It is a good video to show people what it is like seeing someone checking our facebook out and trying to find you and actually driving there to get you. Maybe it will make people wake up about what can happen when people hack into your computer it could harmless or it could be a perv or someone who wants to hurt you. It is creepy watching it and seeing your name and pics on it and this creepy guy checking all of your facebook.
how did it get my location? I don’t have that info on my profile … my profile says i live in Africa. But the app knew
It knew cuz of your IP address.
What happens after the countdown?
Unfortunately nothing happens, more for show than anything.
[…] October of 2011, Take This Lollipop teased us with a blue lollipop and the words, “I Dare You.” Once you entered your Facebook […]
[…] all of the internet safety tips she constantly nags me about. Even though after reading the related blog post and finding out that it was just a project to make people aware of the dangers of sharing personal […]
[…] fact a facebook app. Luckily David also gave us the link to Dennis’s Blog post ‘ Take This Lollipop and the Importance of Facebook Privacy‘ which tells us exactly what happens on the site as I was extremely curious to know what was […]
[…] Don’t do it late at night. You can read more about take the lollipop here, including it’s background and what it’s been created for (if you can’t summon […]
[…] unnerving considering my profile picture is actually a photo of my baby daughter! Although Dennis Jenders sums up the program very well, you will need to click on the the ‘lollipop’ link above […]
[…] report by clicking here. This then led us into “taking the lollipop”. You can try “take the lollipop” through Facebook by “connecting” with it however, I opted at viewing this YouTube video […]
[…] newsletter article is to make people aware of how much information we share online. Here is another site that explains the app in […]
[…] say the least. Due to being more interested in the activity I participated in, I read through this blog post which provided some background on the “Lollipop” project and what it […]
[…] and request on digital platforms from virtual strangers.

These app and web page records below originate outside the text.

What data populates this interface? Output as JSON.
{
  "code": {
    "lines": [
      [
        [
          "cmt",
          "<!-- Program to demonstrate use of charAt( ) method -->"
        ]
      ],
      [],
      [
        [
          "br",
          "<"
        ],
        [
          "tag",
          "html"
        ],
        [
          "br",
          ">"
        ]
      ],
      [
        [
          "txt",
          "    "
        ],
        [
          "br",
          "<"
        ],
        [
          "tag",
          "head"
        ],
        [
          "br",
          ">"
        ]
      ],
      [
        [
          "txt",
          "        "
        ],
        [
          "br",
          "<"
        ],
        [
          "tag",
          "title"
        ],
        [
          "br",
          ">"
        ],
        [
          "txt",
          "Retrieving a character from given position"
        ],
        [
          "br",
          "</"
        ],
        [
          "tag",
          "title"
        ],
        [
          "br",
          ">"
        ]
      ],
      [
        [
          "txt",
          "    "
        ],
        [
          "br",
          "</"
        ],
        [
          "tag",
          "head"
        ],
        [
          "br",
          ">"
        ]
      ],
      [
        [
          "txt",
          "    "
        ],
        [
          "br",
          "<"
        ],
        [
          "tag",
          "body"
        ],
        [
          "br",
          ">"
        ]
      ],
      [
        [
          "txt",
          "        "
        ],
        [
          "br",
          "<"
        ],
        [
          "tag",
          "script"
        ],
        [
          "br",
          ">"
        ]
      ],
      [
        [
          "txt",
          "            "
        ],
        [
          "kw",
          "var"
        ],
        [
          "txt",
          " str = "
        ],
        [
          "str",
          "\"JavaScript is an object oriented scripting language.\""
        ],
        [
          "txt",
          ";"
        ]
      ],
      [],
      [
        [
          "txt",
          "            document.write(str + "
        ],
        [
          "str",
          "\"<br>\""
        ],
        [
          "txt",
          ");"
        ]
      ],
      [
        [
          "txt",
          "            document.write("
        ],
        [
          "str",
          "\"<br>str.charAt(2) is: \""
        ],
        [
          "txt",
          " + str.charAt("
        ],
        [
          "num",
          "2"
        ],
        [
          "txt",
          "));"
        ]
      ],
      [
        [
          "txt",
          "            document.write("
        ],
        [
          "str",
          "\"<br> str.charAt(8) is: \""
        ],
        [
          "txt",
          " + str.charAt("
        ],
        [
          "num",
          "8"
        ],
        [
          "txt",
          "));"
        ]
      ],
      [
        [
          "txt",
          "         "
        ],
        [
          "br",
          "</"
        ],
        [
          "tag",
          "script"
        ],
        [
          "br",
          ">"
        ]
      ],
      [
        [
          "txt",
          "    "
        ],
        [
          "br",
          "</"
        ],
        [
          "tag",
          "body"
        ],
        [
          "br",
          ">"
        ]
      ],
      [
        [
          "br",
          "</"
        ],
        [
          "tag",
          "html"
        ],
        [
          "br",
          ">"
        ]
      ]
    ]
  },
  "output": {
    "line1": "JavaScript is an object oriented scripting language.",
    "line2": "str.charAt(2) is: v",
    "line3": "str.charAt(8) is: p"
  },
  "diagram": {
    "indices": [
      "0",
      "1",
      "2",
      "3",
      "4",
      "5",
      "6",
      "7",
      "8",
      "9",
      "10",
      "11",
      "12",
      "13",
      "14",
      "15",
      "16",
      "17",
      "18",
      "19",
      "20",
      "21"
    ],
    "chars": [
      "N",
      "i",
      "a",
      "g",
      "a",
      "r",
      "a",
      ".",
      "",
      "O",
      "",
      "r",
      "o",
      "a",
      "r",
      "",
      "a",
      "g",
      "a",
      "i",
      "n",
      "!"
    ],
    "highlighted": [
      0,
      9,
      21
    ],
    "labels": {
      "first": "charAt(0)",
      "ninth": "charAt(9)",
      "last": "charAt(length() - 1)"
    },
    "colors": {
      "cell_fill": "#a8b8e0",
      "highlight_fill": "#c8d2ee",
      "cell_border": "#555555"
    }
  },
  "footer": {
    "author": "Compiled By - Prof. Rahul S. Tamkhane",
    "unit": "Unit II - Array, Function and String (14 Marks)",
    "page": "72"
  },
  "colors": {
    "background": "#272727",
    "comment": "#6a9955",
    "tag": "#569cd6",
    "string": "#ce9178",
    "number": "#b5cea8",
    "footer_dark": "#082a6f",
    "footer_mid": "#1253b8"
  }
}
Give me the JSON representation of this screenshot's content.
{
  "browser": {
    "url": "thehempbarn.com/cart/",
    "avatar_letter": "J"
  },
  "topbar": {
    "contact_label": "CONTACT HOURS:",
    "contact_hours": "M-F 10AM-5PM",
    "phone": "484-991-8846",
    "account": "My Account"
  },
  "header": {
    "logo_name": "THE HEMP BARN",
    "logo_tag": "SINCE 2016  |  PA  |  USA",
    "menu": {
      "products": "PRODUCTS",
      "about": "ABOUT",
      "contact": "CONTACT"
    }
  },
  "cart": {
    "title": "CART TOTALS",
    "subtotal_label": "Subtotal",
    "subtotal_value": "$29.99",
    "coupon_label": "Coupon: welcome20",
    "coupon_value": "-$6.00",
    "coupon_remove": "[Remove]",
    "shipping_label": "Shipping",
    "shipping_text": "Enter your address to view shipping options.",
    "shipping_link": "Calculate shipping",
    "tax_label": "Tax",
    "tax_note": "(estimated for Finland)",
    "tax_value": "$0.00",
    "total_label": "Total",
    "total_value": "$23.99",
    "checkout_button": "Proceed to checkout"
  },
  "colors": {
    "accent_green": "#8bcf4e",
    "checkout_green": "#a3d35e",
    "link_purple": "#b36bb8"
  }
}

Upon reading the blog post – Take This Lollipop and the Importance of Facebook Privacy by djenders, I became more aware of the haunting dangers of using social networking sites and why […]
[…] Did you “Take the Lollipop????” […]
[…] cyber world can be. I know there are many benefits to using ICT, but after reading these articles here and here, it has made me realise I need to be very cautious when using social media sites and other […]
how to watch]
It appears that Jason Zada has taken the site down, you can always check out the YouTube video that I’ve captured that shows how it was implemented in the past. https://www.youtube.com/watch?v=4obWARnZeAs